## PROBLEM TO WORK ON
The only acceptable reply is the number of lines in the material below that hold "title".

## GIVEN INFORMATION
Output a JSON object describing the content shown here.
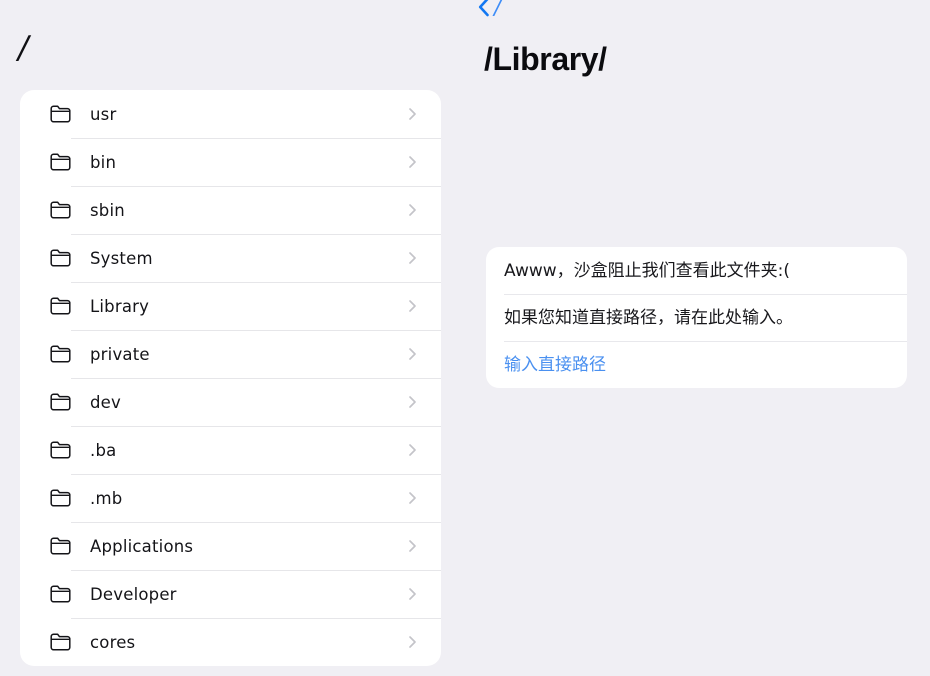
{
  "background_color": "#f0eff4",
  "card_color": "#ffffff",
  "accent_color": "#3d8cf7",
  "link_color": "#4a90f0",
  "divider_color": "#e6e6e9",
  "chevron_color": "#c4c4c9",
  "left_pane": {
    "title": "/",
    "folder_icon_name": "folder-icon",
    "disclosure_icon_name": "chevron-right-icon",
    "items": [
      {
        "label": "usr"
      },
      {
        "label": "bin"
      },
      {
        "label": "sbin"
      },
      {
        "label": "System"
      },
      {
        "label": "Library"
      },
      {
        "label": "private"
      },
      {
        "label": "dev"
      },
      {
        "label": ".ba"
      },
      {
        "label": ".mb"
      },
      {
        "label": "Applications"
      },
      {
        "label": "Developer"
      },
      {
        "label": "cores"
      }
    ]
  },
  "right_pane": {
    "back_label": "/",
    "back_icon_name": "chevron-left-icon",
    "title": "/Library/",
    "notice": {
      "message": "Awww，沙盒阻止我们查看此文件夹:(",
      "hint": "如果您知道直接路径，请在此处输入。",
      "action_label": "输入直接路径"
    }
  }
}
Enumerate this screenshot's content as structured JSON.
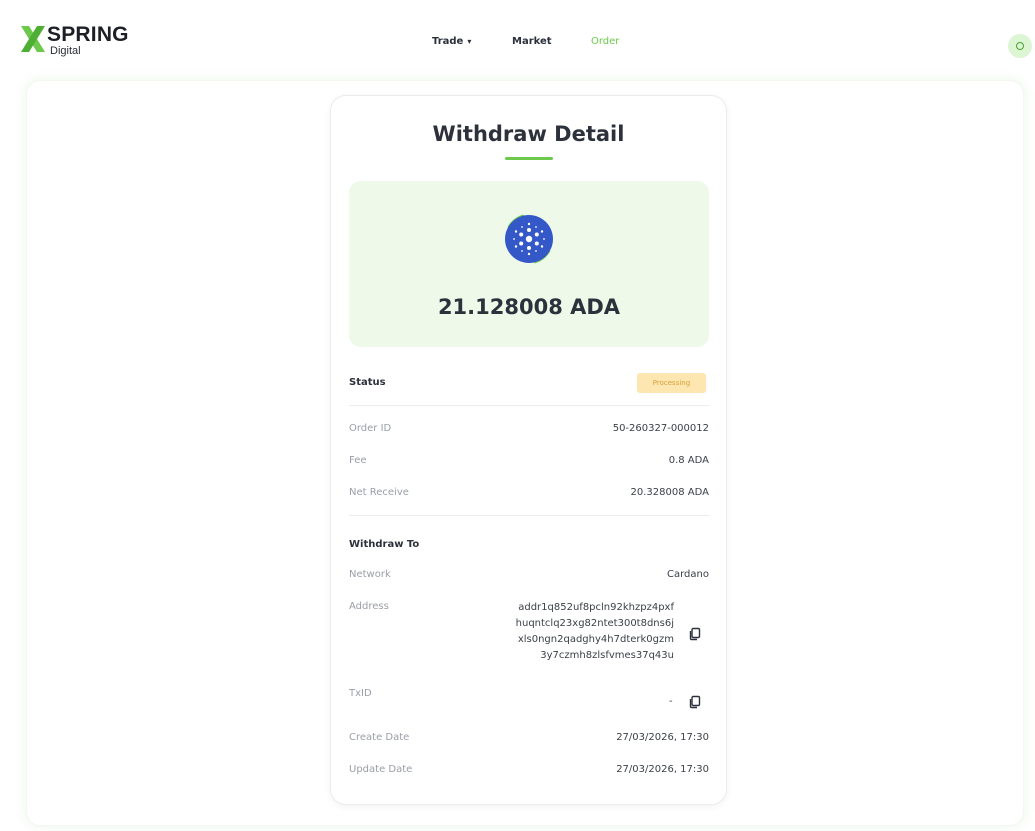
{
  "brand": {
    "name": "SPRING",
    "sub": "Digital",
    "accent_color": "#6cc94b"
  },
  "nav": {
    "items": [
      {
        "label": "Trade",
        "has_dropdown": true,
        "active": false
      },
      {
        "label": "Market",
        "has_dropdown": false,
        "active": false
      },
      {
        "label": "Order",
        "has_dropdown": false,
        "active": true
      }
    ]
  },
  "user": {
    "icon": "user-icon"
  },
  "page": {
    "title": "Withdraw Detail",
    "amount": "21.128008 ADA",
    "coin_icon": "cardano-icon",
    "coin_color": "#3558c9"
  },
  "status": {
    "label": "Status",
    "badge": "Processing",
    "badge_color": "#fde6b0"
  },
  "details": [
    {
      "label": "Order ID",
      "value": "50-260327-000012"
    },
    {
      "label": "Fee",
      "value": "0.8 ADA"
    },
    {
      "label": "Net Receive",
      "value": "20.328008 ADA"
    }
  ],
  "withdraw_to": {
    "heading": "Withdraw To",
    "network_label": "Network",
    "network_value": "Cardano",
    "address_label": "Address",
    "address_lines": [
      "addr1q852uf8pcln92khzpz4pxf",
      "huqntclq23xg82ntet300t8dns6j",
      "xls0ngn2qadghy4h7dterk0gzm",
      "3y7czmh8zlsfvmes37q43u"
    ],
    "txid_label": "TxID",
    "txid_value": "-",
    "create_label": "Create Date",
    "create_value": "27/03/2026, 17:30",
    "update_label": "Update Date",
    "update_value": "27/03/2026, 17:30"
  }
}
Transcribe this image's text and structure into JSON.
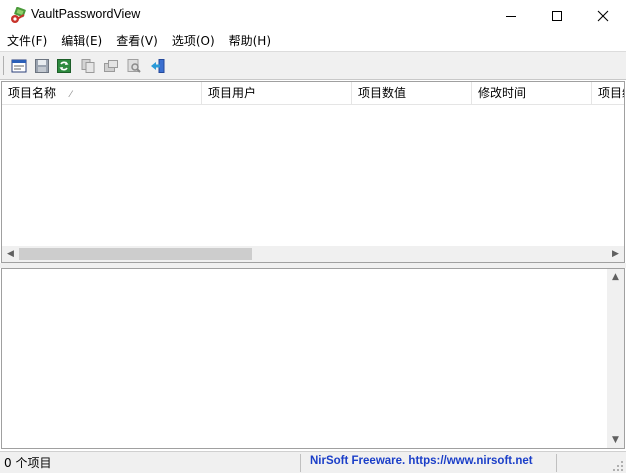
{
  "window": {
    "title": "VaultPasswordView"
  },
  "menu": [
    {
      "label": "文件(F)"
    },
    {
      "label": "编辑(E)"
    },
    {
      "label": "查看(V)"
    },
    {
      "label": "选项(O)"
    },
    {
      "label": "帮助(H)"
    }
  ],
  "toolbar": {
    "icons": [
      "properties-icon",
      "save-icon",
      "refresh-icon",
      "copy-icon",
      "html-report-icon",
      "find-icon",
      "exit-icon"
    ]
  },
  "list": {
    "columns": [
      {
        "label": "项目名称",
        "sorted": "ascending"
      },
      {
        "label": "项目用户"
      },
      {
        "label": "项目数值"
      },
      {
        "label": "修改时间"
      },
      {
        "label": "项目编"
      }
    ],
    "rows": []
  },
  "status": {
    "count": "0 个项目",
    "link": "NirSoft Freeware. https://www.nirsoft.net"
  }
}
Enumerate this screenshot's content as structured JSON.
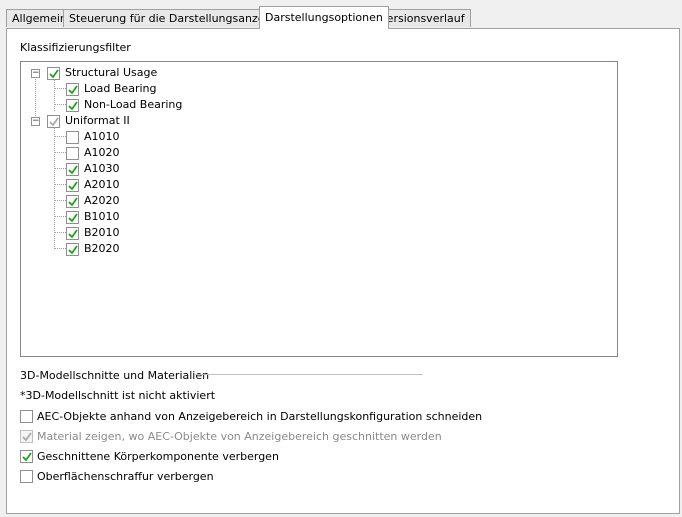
{
  "tabs": [
    {
      "label": "Allgemein"
    },
    {
      "label": "Steuerung für die Darstellungsanzeige"
    },
    {
      "label": "Darstellungsoptionen",
      "active": true
    },
    {
      "label": "Versionsverlauf"
    }
  ],
  "filter": {
    "label": "Klassifizierungsfilter",
    "groups": [
      {
        "label": "Structural Usage",
        "checked": true,
        "expanded": true,
        "children": [
          {
            "label": "Load Bearing",
            "checked": true
          },
          {
            "label": "Non-Load Bearing",
            "checked": true
          }
        ]
      },
      {
        "label": "Uniformat II",
        "checked": true,
        "expanded": true,
        "children": [
          {
            "label": "A1010",
            "checked": false
          },
          {
            "label": "A1020",
            "checked": false
          },
          {
            "label": "A1030",
            "checked": true
          },
          {
            "label": "A2010",
            "checked": true
          },
          {
            "label": "A2020",
            "checked": true
          },
          {
            "label": "B1010",
            "checked": true
          },
          {
            "label": "B2010",
            "checked": true
          },
          {
            "label": "B2020",
            "checked": true
          }
        ]
      }
    ]
  },
  "section": {
    "title": "3D-Modellschnitte und Materialien",
    "note": "*3D-Modellschnitt ist nicht aktiviert",
    "options": [
      {
        "label": "AEC-Objekte anhand von Anzeigebereich in Darstellungskonfiguration schneiden",
        "checked": false,
        "enabled": true
      },
      {
        "label": "Material zeigen, wo AEC-Objekte von Anzeigebereich geschnitten werden",
        "checked": true,
        "enabled": false
      },
      {
        "label": "Geschnittene Körperkomponente verbergen",
        "checked": true,
        "enabled": true
      },
      {
        "label": "Oberflächenschraffur verbergen",
        "checked": false,
        "enabled": true
      }
    ]
  },
  "colors": {
    "checkmark": "#21a121",
    "checkmark_disabled": "#a8a8a8"
  }
}
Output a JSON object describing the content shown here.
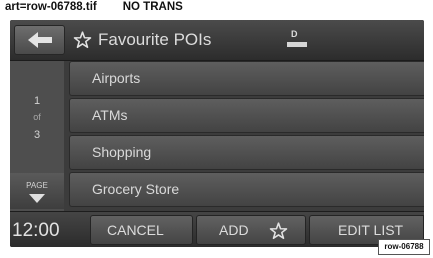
{
  "document": {
    "file_label": "art=row-06788.tif",
    "trans_label": "NO TRANS",
    "art_id": "row-06788"
  },
  "header": {
    "back_icon": "left-arrow-icon",
    "favourite_icon": "star-outline-icon",
    "title": "Favourite POIs",
    "mode_letter": "D",
    "mode_icon": "display-mode-icon"
  },
  "pager": {
    "current": "1",
    "of": "of",
    "total": "3",
    "page_label": "PAGE",
    "page_icon": "down-arrow-icon"
  },
  "list": {
    "items": [
      {
        "label": "Airports"
      },
      {
        "label": "ATMs"
      },
      {
        "label": "Shopping"
      },
      {
        "label": "Grocery Store"
      }
    ]
  },
  "bottom": {
    "clock": "12:00",
    "cancel_label": "CANCEL",
    "add_label": "ADD",
    "add_icon": "star-outline-icon",
    "edit_label": "EDIT LIST"
  },
  "colors": {
    "screen_bg": "#3c3c3c",
    "button_bg": "#555555",
    "text": "#dcdcdc"
  }
}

## FINAL ANSWER
6